TAMPA – John Tavares caught some feelings last Sunday.
The captain of the Toronto Maple Leafs was cruising on the Gardiner Expressway on his usual work commute from his home in High Park to Scotiabank Arena. He glanced to his left and, from a distance, soaked in the scene at BMO Field, where the Canadian men’s national soccer team was busy punching its ticket to the World Cup.
“Just a packed house. A great moment in Canadian soccer and for those players,” Tavares said, after his Leafs took care of the Florida Panthers that night. “To see them back in the World Cup is tremendous.”
Tavares was speaking with pride, absolutely. But he was surely feeling a tinge of envy, too.
The 31-year-old is what one of his national coaches termed a “serial winner.” He’s also a fierce patriot when it comes to answering Team Canada’s call.
Tavares represented the Red and White at one Super Series, two world junior championships, three world championships, one Olympic Games, plus a World Cup of Hockey. He has five gold medals to show for it.
Even when the NHLers were locked out in 2012, Tavares hopped on a plane and won another gold at the Spengler Cup for his country.
Tavares is a best-on-best junkie, and — like the fans who follow this great sport — he’s been deprived of an international tournament since 2016, when he put up four points in Canada’s golden six-game run.
So, it was no great surprise to hear Tavares speak firmly and passionately about the need for hockey’s World Cup to come back strong in 2024.
“We need it,” Tavares said, following Sunday’s Leafs practice at Amalie Arena. “It's important for our game, especially considering this next generation of players we have now. With Papi [Auston Matthews], Mitchy [Marner], [Leon] Draisaitl, Connor [McDavid], [Cale] Makar, this is kinda the next wave of guys.
“And obviously we still have so many great players — and Sid and Ovie lead the way as two the best of all time — that are getting later in their careers. I think when you have best-on-best hockey, you get all those players together. It's really special. We don't really get that. Getting to play for your country, we know how rare that is.”
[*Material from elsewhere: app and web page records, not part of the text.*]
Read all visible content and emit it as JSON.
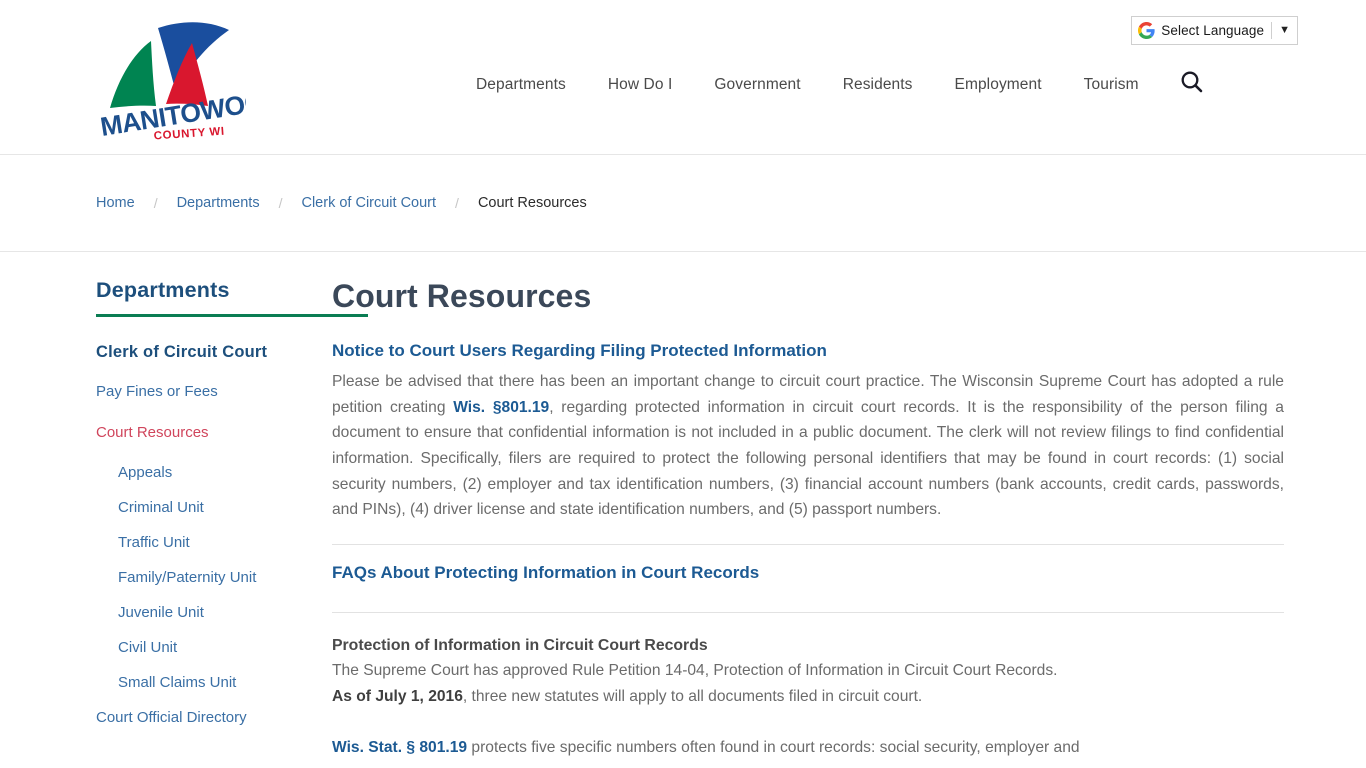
{
  "header": {
    "logo": {
      "wordmark": "MANITOWOC",
      "subtitle": "COUNTY WI",
      "colors": {
        "green": "#008451",
        "blue": "#1a4e9e",
        "red": "#d9172e",
        "wordmark": "#1d4f8c"
      }
    },
    "language_widget": {
      "icon": "google-g-icon",
      "label": "Select Language",
      "caret": "▼"
    },
    "nav": [
      {
        "label": "Departments"
      },
      {
        "label": "How Do I"
      },
      {
        "label": "Government"
      },
      {
        "label": "Residents"
      },
      {
        "label": "Employment"
      },
      {
        "label": "Tourism"
      }
    ],
    "search_icon": "search-icon"
  },
  "breadcrumb": {
    "separator": "/",
    "items": [
      {
        "label": "Home",
        "current": false
      },
      {
        "label": "Departments",
        "current": false
      },
      {
        "label": "Clerk of Circuit Court",
        "current": false
      },
      {
        "label": "Court Resources",
        "current": true
      }
    ]
  },
  "sidebar": {
    "title": "Departments",
    "section_heading": "Clerk of Circuit Court",
    "items": [
      {
        "label": "Pay Fines or Fees",
        "level": 1,
        "active": false
      },
      {
        "label": "Court Resources",
        "level": 1,
        "active": true
      },
      {
        "label": "Appeals",
        "level": 2,
        "active": false
      },
      {
        "label": "Criminal Unit",
        "level": 2,
        "active": false
      },
      {
        "label": "Traffic Unit",
        "level": 2,
        "active": false
      },
      {
        "label": "Family/Paternity Unit",
        "level": 2,
        "active": false
      },
      {
        "label": "Juvenile Unit",
        "level": 2,
        "active": false
      },
      {
        "label": "Civil Unit",
        "level": 2,
        "active": false
      },
      {
        "label": "Small Claims Unit",
        "level": 2,
        "active": false
      },
      {
        "label": "Court Official Directory",
        "level": 1,
        "active": false
      }
    ],
    "accent_color": "#0a7d53",
    "active_color": "#d0455c"
  },
  "main": {
    "title": "Court Resources",
    "notice": {
      "link_heading": "Notice to Court Users Regarding Filing Protected Information",
      "paragraph_before": "Please be advised that there has been an important change to circuit court practice.  The Wisconsin Supreme Court has adopted a rule petition creating ",
      "inline_link": "Wis. §801.19",
      "paragraph_after": ", regarding protected information in circuit court records.  It is the responsibility of the person filing a document to ensure that confidential information is not included in a public document.  The clerk will not review filings to find confidential information.  Specifically, filers are required to protect the following personal identifiers that may be found in court records:  (1) social security numbers, (2) employer and tax identification numbers, (3) financial account numbers (bank accounts, credit cards, passwords, and PINs), (4) driver license and state identification numbers, and (5) passport numbers."
    },
    "faq_link": "FAQs About Protecting Information in Court Records",
    "protection": {
      "heading": "Protection of Information in Circuit Court Records",
      "line1": "The Supreme Court has approved Rule Petition 14-04, Protection of Information in Circuit Court Records.",
      "line2_bold": "As of July 1, 2016",
      "line2_rest": ", three new statutes will apply to all documents filed in circuit court."
    },
    "statute": {
      "link": "Wis. Stat. § 801.19",
      "text": " protects five specific numbers often found in court records: social security, employer and"
    }
  }
}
Tavares has a specific appreciation for those opportunities. Yes, he won gold in Sochi, the last time NHLers participated in the Olympics, but a quarterfinal knee injured robbed him of skating in the medal rounds.
Tavares was one of the few who spoke openly at training camp about his fierce desire to play in Beijing. Heck, he even modelled Team Canada’s casual gear for Lululemon before COVID squashed the dream.
Naturally, Tavares is encouraged that the Players’ Association and the NHL brass have met multiple times over the past couple of months to plan for the next World Cup of Hockey, which will likely feature some European play-in games (August 2023 has been floated) and multiple host cities.
There’s some traction on a February 2024 tournament, and the IIHF will need to get involved before a plan is formalized.
And while Beijing crumbled apart for the pros, the players have been promised participation in the Milano Cortina 2026 Winter Games in good faith.
Tavares won’t be satisfied with another one-off World Cup. He wants a regular, dependable best-on-best competition. Like soccer.
“Other sports have a really good job of that. We need to develop some type of calendar that's really consistent. I think that provides a lot of clarity for players, for the league, for everybody. Whether it's one event, a couple events, having some of that would be really good for our game and good for everybody.”
So, does Tavares believe it’s a good thing that Team North America and Team Europe will disappear?
“Yes, I do,” Tavares said. “We want to see Connor and Sid playing together. And I think it was unique last time and something different — created some excitement and some buzz.
“But I think, no doubt, especially with skipping at the Olympics this year, everyone playing for their country, that national pride, best on best, it's hard to recreate that. And it's so rare for us.”